You know that you can use YAML defaults in your fixtures to extract common attributes values and make your fixtures more readable.
DEFAULTS: &DEFAULTS created_on: <%= 3.weeks.ago.to_s(:db) %> first: name: Smurf <<: *DEFAULTS second: name: Fraggle <<: *DEFAULTS
What if you want to use more than one set of defaults?
The Rails example is a bit confusing because it uses "DEFAULTS" for both the label and the anchor/alias, but here's how to handle multiple defaults:
DEFAULTS: &decisions icon: 🧠 name: Decisions DEFAULTS: &help icon: 👋 name: Help founders_decisions: team: founders <<: *decisions founders_help_requests: team: founders <<: *help
To understand how this works, you need to know two things.
The Rails docs tell us that it doesn't matter how many "DEFAULTS" label we have: they won't overwrite themselves even though they use the same label.
Any fixture labeled “DEFAULTS” is safely ignored
The YAML spec explains how aliasing works
Repeated nodes (objects) are first identified by an anchor (marked with the ampersand - “&”), and are then aliased (referenced with an asterisk - “*”) thereafter.
There's another way to do that on Edge Rails. You can specify fixtures that should be ignored and that you can therefore use as defaults.
We can rewrite the example above like this:
_fixture: ignore: - decisions - help decisions: &decisions icon: 🧠 name: Decisions help: &help icon: 👋 name: Help founders_decisions: team: founders <<: *decisions founders_help_requests: team: founders <<: *help
If you're using the Rails 220.127.116.11 or below, you don't have a choice anyway. But even then, while the edge option is interesting because the anchor/alias mirrors the label, I'll stick with the "old way" for two reasons:
- it's less code (you don't have to write the _fixture block)
- the DEFAULTS label is easy to spot and explicit. You could use

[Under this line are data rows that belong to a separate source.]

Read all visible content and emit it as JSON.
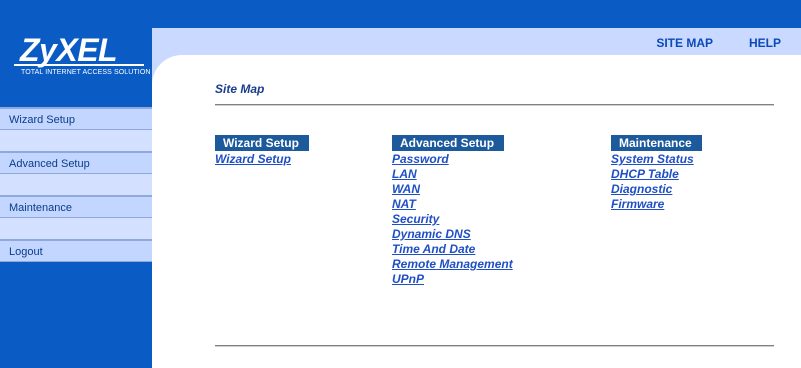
{
  "logo": {
    "brand": "ZyXEL",
    "tagline": "Total Internet Access Solution"
  },
  "header": {
    "links": [
      "SITE MAP",
      "HELP"
    ]
  },
  "sidebar": {
    "items": [
      "Wizard Setup",
      "Advanced Setup",
      "Maintenance",
      "Logout"
    ]
  },
  "main": {
    "title": "Site Map",
    "columns": [
      {
        "heading": "Wizard Setup",
        "links": [
          "Wizard Setup"
        ]
      },
      {
        "heading": "Advanced Setup",
        "links": [
          "Password",
          "LAN",
          "WAN",
          "NAT",
          "Security",
          "Dynamic DNS",
          "Time And Date",
          "Remote Management",
          "UPnP"
        ]
      },
      {
        "heading": "Maintenance",
        "links": [
          "System Status",
          "DHCP Table",
          "Diagnostic",
          "Firmware"
        ]
      }
    ]
  },
  "colors": {
    "brand_blue": "#0a5cc4",
    "menu_bg": "#c3d6ff",
    "heading_bg": "#1c5a9c",
    "link": "#1f4fc4"
  }
}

DECISION_DEFAULTS: &decisionsinstead of
decisions: &decisionsbut the label isn't really useful and, again, you're writing more code than if it's just